NEW YORK — The highest court in the United States returned to session Monday, and several controversial topics — religion, guns and abortion, among them — top the Supreme Court’s docket.
When it comes to women’s reproductive rights, a case from Mississippi presents a direct challenge to the court’s major decisions over the last half-century that guarantee a woman’s right to an abortion.
Hundreds of thousands of women and their allies took to the streets nationwide over the weekend to protest laws that restrict access to abortions. Vai Subash, a women’s rights activist who helped organize the New York City Women’s March on Saturday, voiced concerns about a woman’s right to choose, especially for women of color.
“They are more likely to have income inequality in our country and to not have access to reproductive health care is simply put inhumane,” she told PIX11 on Monday.
Subash, of East Harlem, said every woman deserves the right to make her own choice. She said the future of all women’s reproductive rights are at risk now that the conservative-majority U.S. Supreme Court was back in session.
“A women’s right to choose is her personal decision and for any justice sitting in the Supreme Court to think their religious beliefs should impact that is ridiculous,” said Subash.
Since 1973, under Roe V. Wade, abortion has been legal nationwide. In its new term, the Supreme Court will consider a case out of Mississippi that could have a huge impact on a woman’s right to an abortion.
Donna Lieberman, executive director of the New York Civil Liberties Union, said if the court rules in favor of Mississippi’s law, abortions would be banned in a dozen states and restricted in about a dozen others.
“The Mississippi case is a case that could decimate if not completely eradiate the constitutional right of a woman to get an abortion,” said Lieberman.
As one of the nation’s largest defenders of civil rights, Lieberman said New York will always be a safe haven for women’s health needs.
“They are not in any way, shape, or form challenging whether New York has the right to protect a woman’s right to choose,” said Lieberman. “Nobody can tell New York that we can’t respect women. We can, we do and we will.”

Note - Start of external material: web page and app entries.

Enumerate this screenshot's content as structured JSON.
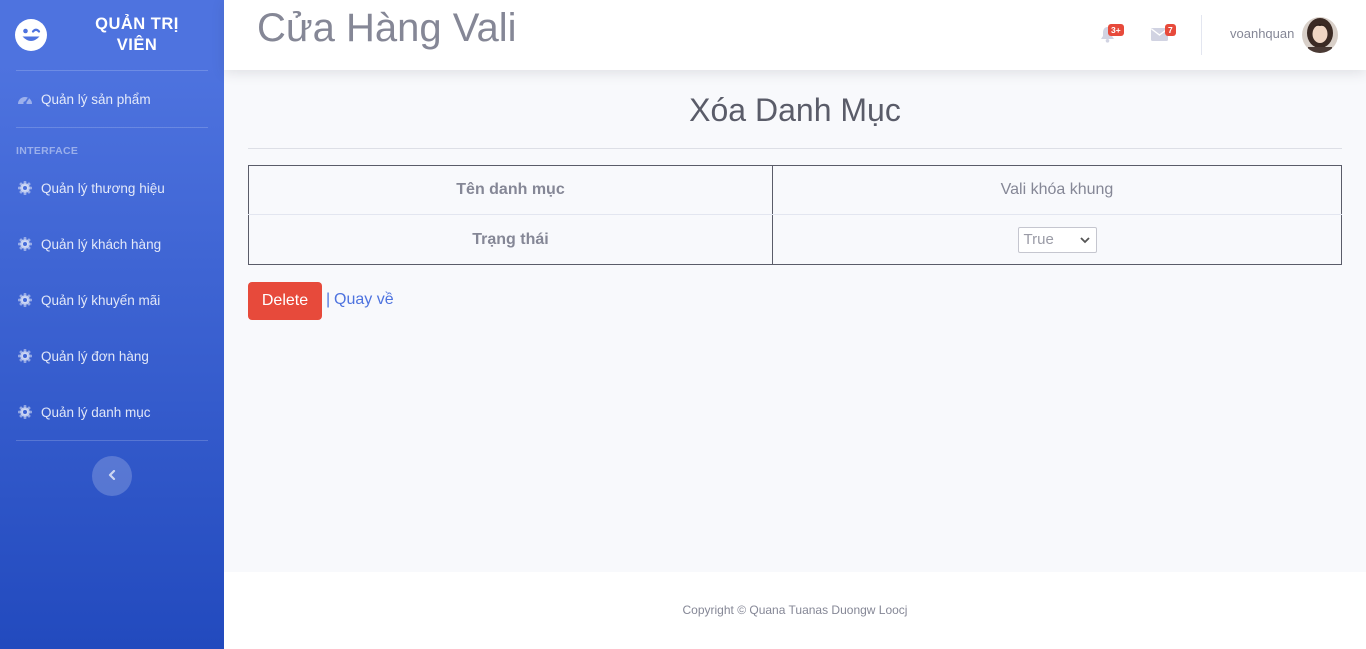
{
  "sidebar": {
    "brand_line1": "QUẢN TRỊ",
    "brand_line2": "VIÊN",
    "brand_icon": "laugh-wink-icon",
    "dashboard_item": {
      "label": "Quản lý sản phẩm",
      "icon": "tachometer-icon"
    },
    "heading": "INTERFACE",
    "items": [
      {
        "label": "Quản lý thương hiệu",
        "icon": "cog-icon"
      },
      {
        "label": "Quản lý khách hàng",
        "icon": "cog-icon"
      },
      {
        "label": "Quản lý khuyến mãi",
        "icon": "cog-icon"
      },
      {
        "label": "Quản lý đơn hàng",
        "icon": "cog-icon"
      },
      {
        "label": "Quản lý danh mục",
        "icon": "cog-icon"
      }
    ],
    "toggle_icon": "chevron-left-icon"
  },
  "topbar": {
    "title": "Cửa Hàng Vali",
    "alerts_badge": "3+",
    "messages_badge": "7",
    "username": "voanhquan"
  },
  "main": {
    "heading": "Xóa Danh Mục",
    "rows": [
      {
        "label": "Tên danh mục",
        "value": "Vali khóa khung"
      },
      {
        "label": "Trạng thái",
        "value": "True"
      }
    ],
    "delete_label": "Delete",
    "separator": "|",
    "back_label": "Quay về"
  },
  "footer": {
    "copyright": "Copyright © Quana Tuanas Duongw Loocj"
  },
  "colors": {
    "primary": "#4e73df",
    "danger": "#e74a3b",
    "text": "#858796"
  }
}
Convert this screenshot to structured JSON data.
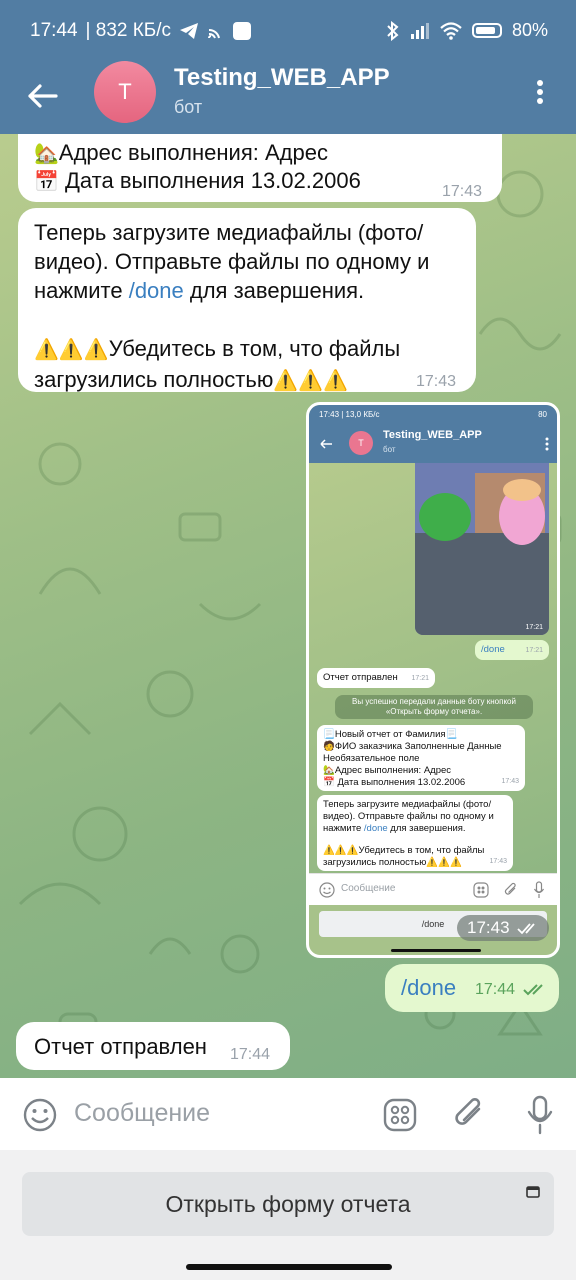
{
  "status_bar": {
    "time": "17:44",
    "speed": "| 832 КБ/с",
    "battery": "80%"
  },
  "header": {
    "avatar_letter": "T",
    "title": "Testing_WEB_APP",
    "subtitle": "бот"
  },
  "messages": {
    "m1": {
      "line1": "Адрес выполнения: Адрес",
      "line2": "Дата выполнения 13.02.2006",
      "time": "17:43"
    },
    "m2": {
      "text1": "Теперь загрузите медиафайлы (фото/видео). Отправьте файлы по одному и нажмите ",
      "link": "/done",
      "text2": " для завершения.",
      "warning": "Убедитесь в том, что файлы загрузились полностью",
      "time": "17:43"
    },
    "screenshot": {
      "time": "17:43",
      "inner": {
        "status_time": "17:43 | 13,0 КБ/с",
        "status_battery": "80",
        "avatar_letter": "T",
        "title": "Testing_WEB_APP",
        "subtitle": "бот",
        "image_time": "17:21",
        "done_text": "/done",
        "done_time": "17:21",
        "sent_text": "Отчет отправлен",
        "sent_time": "17:21",
        "service_line1": "Вы успешно передали данные боту кнопкой",
        "service_line2": "«Открыть форму отчета».",
        "report_line1": "Новый отчет от Фамилия",
        "report_line2": "ФИО заказчика Заполненные Данные",
        "report_line3": "Необязательное поле",
        "report_line4": "Адрес выполнения: Адрес",
        "report_line5": "Дата выполнения 13.02.2006",
        "report_time": "17:43",
        "media_text1": "Теперь загрузите медиафайлы (фото/видео). Отправьте файлы по одному и нажмите ",
        "media_link": "/done",
        "media_text2": " для завершения.",
        "media_warning": "Убедитесь в том, что файлы загрузились полностью",
        "media_time": "17:43",
        "input_placeholder": "Сообщение",
        "form_button": "/done"
      }
    },
    "m3": {
      "text": "/done",
      "time": "17:44"
    },
    "m4": {
      "text": "Отчет отправлен",
      "time": "17:44"
    }
  },
  "input": {
    "placeholder": "Сообщение"
  },
  "form_button": {
    "label": "Открыть форму отчета"
  },
  "icons": {
    "back": "back-arrow-icon",
    "menu": "more-vertical-icon",
    "emoji": "smiley-icon",
    "apps": "bot-menu-icon",
    "attach": "paperclip-icon",
    "mic": "microphone-icon",
    "webapp": "window-icon"
  },
  "colors": {
    "header": "#527da3",
    "outgoing_bubble": "#e4f8cf",
    "link": "#3a7fc0",
    "avatar": "#e5657f"
  }
}
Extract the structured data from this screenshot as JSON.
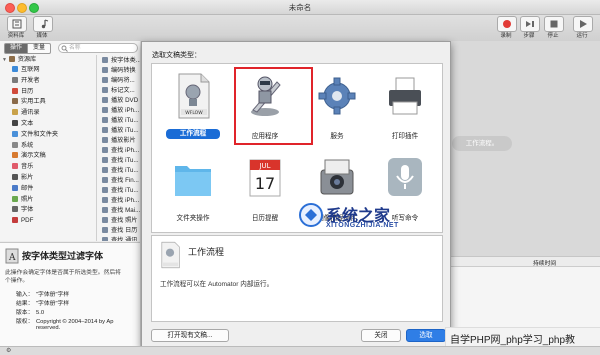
{
  "window": {
    "title": "未命名"
  },
  "toolbar": {
    "left": [
      {
        "label": "资料库"
      },
      {
        "label": "媒体"
      }
    ],
    "right": [
      {
        "label": "录制"
      },
      {
        "label": "步骤"
      },
      {
        "label": "停止"
      },
      {
        "label": "运行"
      }
    ]
  },
  "library": {
    "tabs": [
      "操作",
      "变量"
    ],
    "search_placeholder": "名称",
    "root": "资源库",
    "categories": [
      "互联网",
      "开发者",
      "日历",
      "实用工具",
      "通讯录",
      "文本",
      "文件和文件夹",
      "系统",
      "演示文稿",
      "音乐",
      "影片",
      "邮件",
      "照片",
      "字体",
      "PDF"
    ],
    "actions": [
      "按字体类...",
      "编码转换",
      "编码将...",
      "标记文...",
      "播放 DVD",
      "播放 iPh...",
      "播放 iTu...",
      "播放 iTu...",
      "播放影片",
      "查找 iPh...",
      "查找 iTu...",
      "查找 iTu...",
      "查找 Fin...",
      "查找 iTu...",
      "查找 iPh...",
      "查找 Mai...",
      "查找 照片",
      "查找 日历",
      "查找 通讯"
    ],
    "description": {
      "title": "按字体类型过滤字体",
      "text": "此操作会确定字体是否属于所选类型。然后将",
      "text2": "个操作。",
      "fields": [
        {
          "k": "输入：",
          "v": "\"字体册\"字样"
        },
        {
          "k": "结果：",
          "v": "\"字体册\"字样"
        },
        {
          "k": "版本：",
          "v": "5.0"
        },
        {
          "k": "版权：",
          "v": "Copyright © 2004–2014 by Ap"
        },
        {
          "k": "",
          "v": "reserved."
        }
      ]
    }
  },
  "workflow": {
    "placeholder": "工作流程。",
    "column_header": "持续时间"
  },
  "sheet": {
    "heading": "选取文稿类型：",
    "types": [
      {
        "label": "工作流程",
        "icon": "workflow-icon",
        "selected": true
      },
      {
        "label": "应用程序",
        "icon": "application-robot-icon",
        "highlighted": true
      },
      {
        "label": "服务",
        "icon": "gear-icon"
      },
      {
        "label": "打印插件",
        "icon": "printer-icon"
      },
      {
        "label": "文件夹操作",
        "icon": "folder-icon"
      },
      {
        "label": "日历提醒",
        "icon": "calendar-icon"
      },
      {
        "label": "图像捕捉插件",
        "icon": "image-capture-icon"
      },
      {
        "label": "听写命令",
        "icon": "microphone-icon"
      }
    ],
    "calendar": {
      "month": "JUL",
      "day": "17"
    },
    "workflow_icon_text": "WFLOW",
    "detail": {
      "title": "工作流程",
      "text": "工作流程可以在 Automator 内部运行。"
    },
    "open_button": "打开现有文稿...",
    "close_button": "关闭",
    "choose_button": "选取"
  },
  "watermarks": {
    "site_name": "系统之家",
    "site_url": "XITONGZHIJIA.NET",
    "banner": "自学PHP网_php学习_php教"
  },
  "colors": {
    "selection_blue": "#1a6cd6",
    "highlight_red": "#e0242a",
    "record_red": "#e23b36"
  }
}
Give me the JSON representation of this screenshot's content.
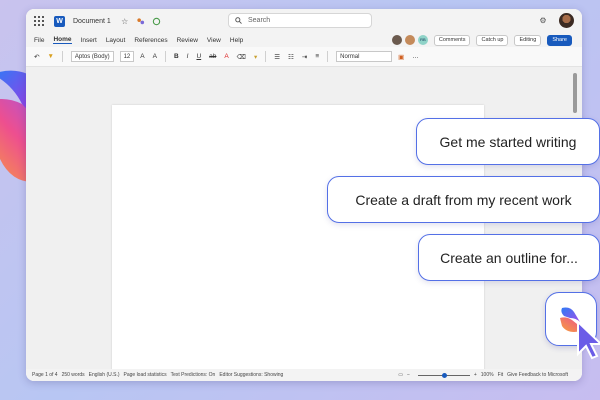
{
  "titlebar": {
    "doc_title": "Document 1",
    "search_placeholder": "Search"
  },
  "menubar": {
    "tabs": [
      "File",
      "Home",
      "Insert",
      "Layout",
      "References",
      "Review",
      "View",
      "Help"
    ],
    "active_tab": "Home",
    "presence_initials": "RB",
    "comments_label": "Comments",
    "catchup_label": "Catch up",
    "editing_label": "Editing",
    "share_label": "Share"
  },
  "ribbon": {
    "font_name": "Aptos (Body)",
    "font_size": "12",
    "style_name": "Normal"
  },
  "statusbar": {
    "page": "Page 1 of 4",
    "words": "250 words",
    "language": "English (U.S.)",
    "page_load": "Page load statistics",
    "text_predictions": "Text Predictions: On",
    "editor": "Editor Suggestions: Showing",
    "zoom": "100%",
    "fit": "Fit",
    "feedback": "Give Feedback to Microsoft"
  },
  "prompts": {
    "p1": "Get me started writing",
    "p2": "Create a draft from my recent work",
    "p3": "Create an outline for..."
  },
  "colors": {
    "accent": "#185abd",
    "bubble_border": "#5470e6",
    "background": "#c9c3ee"
  },
  "icons": {
    "app": "word-logo-icon",
    "search": "search-icon",
    "copilot": "copilot-icon",
    "settings": "gear-icon"
  }
}
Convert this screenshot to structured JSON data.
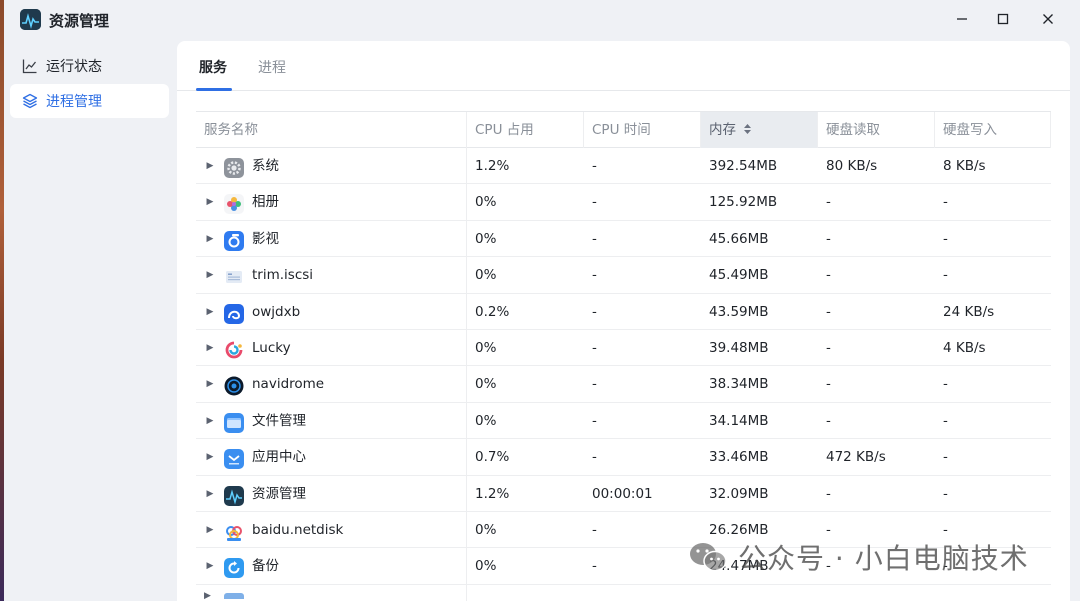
{
  "window": {
    "title": "资源管理"
  },
  "sidebar": {
    "items": [
      {
        "label": "运行状态",
        "icon": "chart-line-icon",
        "active": false
      },
      {
        "label": "进程管理",
        "icon": "layers-icon",
        "active": true
      }
    ]
  },
  "tabs": [
    {
      "label": "服务",
      "active": true
    },
    {
      "label": "进程",
      "active": false
    }
  ],
  "table": {
    "columns": [
      "服务名称",
      "CPU 占用",
      "CPU 时间",
      "内存",
      "硬盘读取",
      "硬盘写入"
    ],
    "sorted_column": "内存",
    "rows": [
      {
        "name": "系统",
        "icon": "settings-gear-icon",
        "cpu": "1.2%",
        "cpu_time": "-",
        "memory": "392.54MB",
        "disk_read": "80 KB/s",
        "disk_write": "8 KB/s"
      },
      {
        "name": "相册",
        "icon": "photos-flower-icon",
        "cpu": "0%",
        "cpu_time": "-",
        "memory": "125.92MB",
        "disk_read": "-",
        "disk_write": "-"
      },
      {
        "name": "影视",
        "icon": "video-player-icon",
        "cpu": "0%",
        "cpu_time": "-",
        "memory": "45.66MB",
        "disk_read": "-",
        "disk_write": "-"
      },
      {
        "name": "trim.iscsi",
        "icon": "iscsi-doc-icon",
        "cpu": "0%",
        "cpu_time": "-",
        "memory": "45.49MB",
        "disk_read": "-",
        "disk_write": "-"
      },
      {
        "name": "owjdxb",
        "icon": "owjdxb-app-icon",
        "cpu": "0.2%",
        "cpu_time": "-",
        "memory": "43.59MB",
        "disk_read": "-",
        "disk_write": "24 KB/s"
      },
      {
        "name": "Lucky",
        "icon": "lucky-swirl-icon",
        "cpu": "0%",
        "cpu_time": "-",
        "memory": "39.48MB",
        "disk_read": "-",
        "disk_write": "4 KB/s"
      },
      {
        "name": "navidrome",
        "icon": "navidrome-disc-icon",
        "cpu": "0%",
        "cpu_time": "-",
        "memory": "38.34MB",
        "disk_read": "-",
        "disk_write": "-"
      },
      {
        "name": "文件管理",
        "icon": "folder-icon",
        "cpu": "0%",
        "cpu_time": "-",
        "memory": "34.14MB",
        "disk_read": "-",
        "disk_write": "-"
      },
      {
        "name": "应用中心",
        "icon": "app-store-icon",
        "cpu": "0.7%",
        "cpu_time": "-",
        "memory": "33.46MB",
        "disk_read": "472 KB/s",
        "disk_write": "-"
      },
      {
        "name": "资源管理",
        "icon": "resource-monitor-icon",
        "cpu": "1.2%",
        "cpu_time": "00:00:01",
        "memory": "32.09MB",
        "disk_read": "-",
        "disk_write": "-"
      },
      {
        "name": "baidu.netdisk",
        "icon": "baidu-netdisk-icon",
        "cpu": "0%",
        "cpu_time": "-",
        "memory": "26.26MB",
        "disk_read": "-",
        "disk_write": "-"
      },
      {
        "name": "备份",
        "icon": "backup-icon",
        "cpu": "0%",
        "cpu_time": "-",
        "memory": "24.47MB",
        "disk_read": "-",
        "disk_write": "-"
      }
    ]
  },
  "watermark": {
    "text": "公众号 · 小白电脑技术"
  },
  "colors": {
    "accent": "#2f6fe4",
    "sidebar_bg": "#eff1f5",
    "panel_bg": "#ffffff"
  }
}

The highest court’s decision will follow last month’s ruling in Texas, which bans abortions after six weeks, before some women know if they’ve conceived. The law offers no exceptions for rape or incest.
Anti-abortion activists like Lauren Marlowe work to ensure people have the resources available to bring a baby into the world, no matter the circumstances. Marlowe, the Northeast coordinator of Students for Life, said every unborn child deserves a chance at life.
“Roe V. Wade is outdated when it comes to technology and science and ultrasound science and prenatal science, and we’re aware now how the humanity of the preborn and people in the womb, how advanced and developed they are, and their lives matter,” said Marlow. “We want to see abortion made illegal and unthinkable.”
The court will hear arguments about the constitutionality of Mississippi’s law, which bans abortions after 15 weeks of pregnancy, on Dec. 1.